It's not so much the lens flare but the initial flare effect which I believe can be witnessed without looking through a camera. If you look at a street lamp at night you will notice a distinctive flare around the light source. I'm not sure what to call this effect though.
There's two overlapping effects around a street lamp at night.
One is a lens flare -- in your original picture of the car, the radial lines, doughnut-shaped rings and the central glow are a lens flare.
This part of the effect will fade/shrink as you raise your hand and cover the street lamp / light-bulb from your view.
After covering the street-lamp with your hand / thumb, the first glow will disappear (as it's occurring in your eye/lens), but the second one will remain. This is a large halo around the light (not really present in your first picture), caused by particles in the air scattering the light. On humid/misty nights, or in polluted areas, this effect will be more pronounced as there will be more of these scattering particles.
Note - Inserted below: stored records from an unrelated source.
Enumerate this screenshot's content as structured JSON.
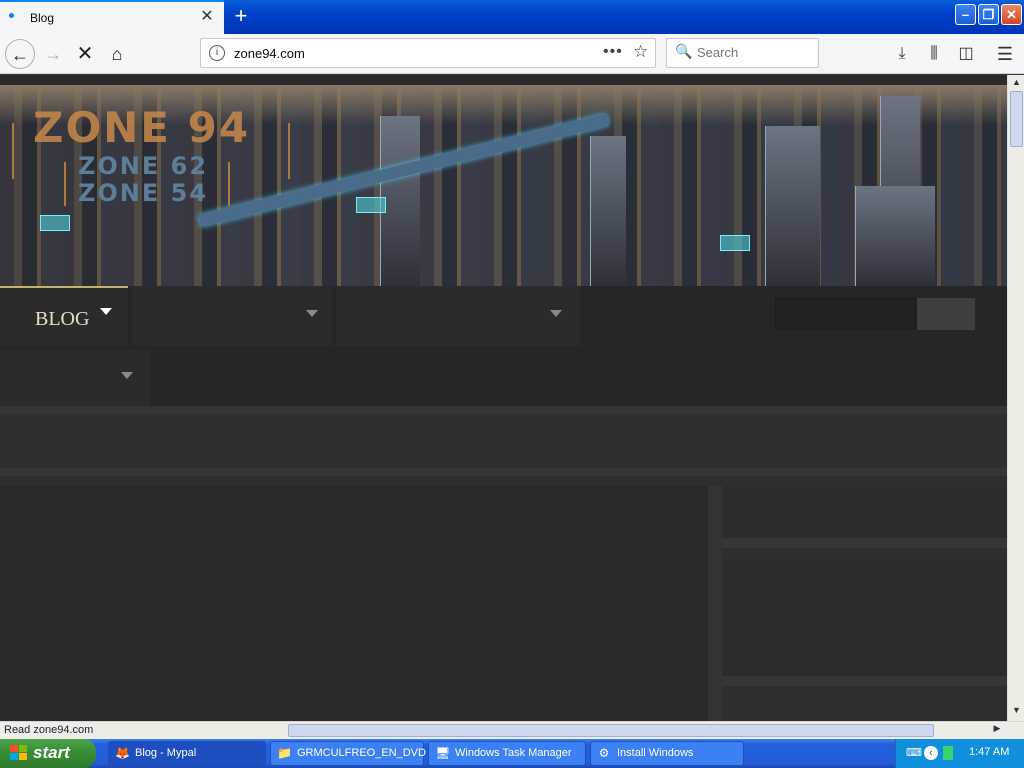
{
  "browser": {
    "tab": {
      "title": "Blog"
    },
    "new_tab_symbol": "+",
    "url": "zone94.com",
    "search_placeholder": "Search",
    "icons": [
      "back-icon",
      "forward-icon",
      "stop-icon",
      "home-icon",
      "info-icon",
      "page-actions-icon",
      "bookmark-star-icon",
      "download-icon",
      "library-icon",
      "sidebar-icon",
      "menu-icon"
    ]
  },
  "site": {
    "logo_main": "ZONE 94",
    "logo_sub1": "ZONE 62",
    "logo_sub2": "ZONE 54",
    "menu": {
      "blog_label": "BLOG"
    }
  },
  "status": {
    "text": "Read zone94.com"
  },
  "taskbar": {
    "start_label": "start",
    "tasks": [
      {
        "label": "Blog - Mypal",
        "icon": "browser-icon"
      },
      {
        "label": "GRMCULFREO_EN_DVD",
        "icon": "folder-icon"
      },
      {
        "label": "Windows Task Manager",
        "icon": "task-manager-icon"
      },
      {
        "label": "Install Windows",
        "icon": "installer-icon"
      }
    ],
    "clock": "1:47 AM"
  },
  "colors": {
    "titlebar": "#0040c8",
    "accent_gold": "#c7b06b",
    "page_bg": "#2e2e2e",
    "logo_orange": "#c8894a",
    "logo_steel": "#5d7d98"
  }
}
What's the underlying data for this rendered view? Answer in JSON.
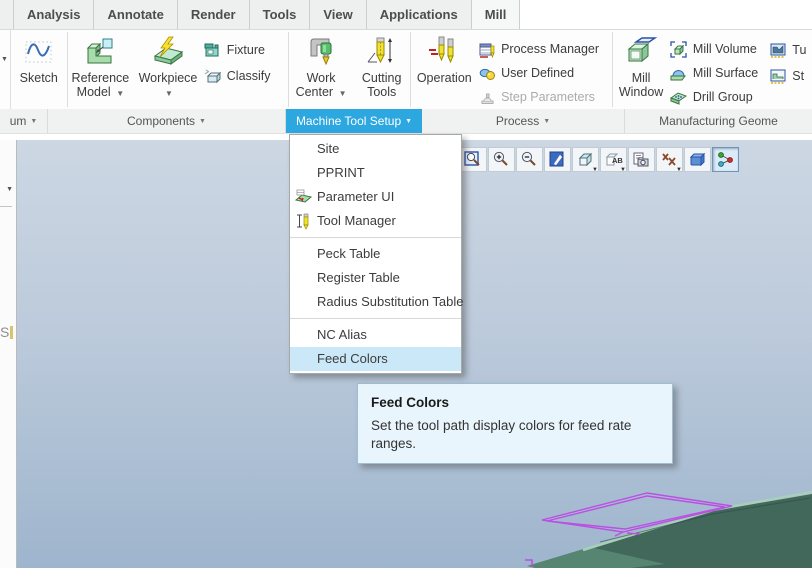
{
  "colors": {
    "group_highlight_bg": "#2da7e0",
    "menu_highlight_bg": "#cbe8f8",
    "tooltip_bg": "#e9f5fc",
    "viewport_gradient_top": "#ccd7e3",
    "viewport_gradient_bottom": "#9eb5cd",
    "model_green_dark": "#41685a",
    "model_green_mid": "#568572",
    "model_green_light": "#a8cfba",
    "wireframe_magenta": "#bb4fe4"
  },
  "glyphs": {
    "dropdown_arrow": "▼",
    "panel_arrow": "▼"
  },
  "tab_bar": {
    "active_tab": "Mill",
    "tabs": [
      {
        "label": "Analysis"
      },
      {
        "label": "Annotate"
      },
      {
        "label": "Render"
      },
      {
        "label": "Tools"
      },
      {
        "label": "View"
      },
      {
        "label": "Applications"
      },
      {
        "label": "Mill"
      }
    ]
  },
  "ribbon": {
    "sketch": "Sketch",
    "reference_model": "Reference Model",
    "workpiece": "Workpiece",
    "fixture": "Fixture",
    "classify": "Classify",
    "work_center": "Work Center",
    "cutting_tools": "Cutting Tools",
    "operation": "Operation",
    "process_manager": "Process Manager",
    "user_defined": "User Defined",
    "step_parameters": "Step Parameters",
    "mill_window": "Mill Window",
    "mill_volume": "Mill Volume",
    "mill_surface": "Mill Surface",
    "drill_group": "Drill Group",
    "turn_partial": "Tu",
    "step_partial": "St"
  },
  "group_row": {
    "datum_partial": "um",
    "components": "Components",
    "machine_tool_setup": "Machine Tool Setup",
    "process": "Process",
    "manufacturing_geometry_partial": "Manufacturing Geome"
  },
  "menu": {
    "title": "Machine Tool Setup",
    "highlighted_item": "Feed Colors",
    "items": [
      {
        "label": "Site"
      },
      {
        "label": "PPRINT"
      },
      {
        "label": "Parameter UI"
      },
      {
        "label": "Tool Manager"
      },
      {
        "label": "Peck Table"
      },
      {
        "label": "Register Table"
      },
      {
        "label": "Radius Substitution Table"
      },
      {
        "label": "NC Alias"
      },
      {
        "label": "Feed Colors"
      }
    ]
  },
  "tooltip": {
    "title": "Feed Colors",
    "body": "Set the tool path display colors for feed rate ranges."
  },
  "viewport_toolbar": {
    "ab_label": "AB",
    "buttons": [
      {
        "name": "zoom-region"
      },
      {
        "name": "zoom-in"
      },
      {
        "name": "zoom-out"
      },
      {
        "name": "repaint"
      },
      {
        "name": "display-style"
      },
      {
        "name": "annotation-display"
      },
      {
        "name": "saved-view-list"
      },
      {
        "name": "datum-display"
      },
      {
        "name": "view-manager"
      },
      {
        "name": "spin-center",
        "pressed": true
      }
    ]
  },
  "left_panel": {
    "partial_text": "S"
  }
}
Ideally, this would be rendered as a volumetric halo, or a regular point light affecting a volumetric fog.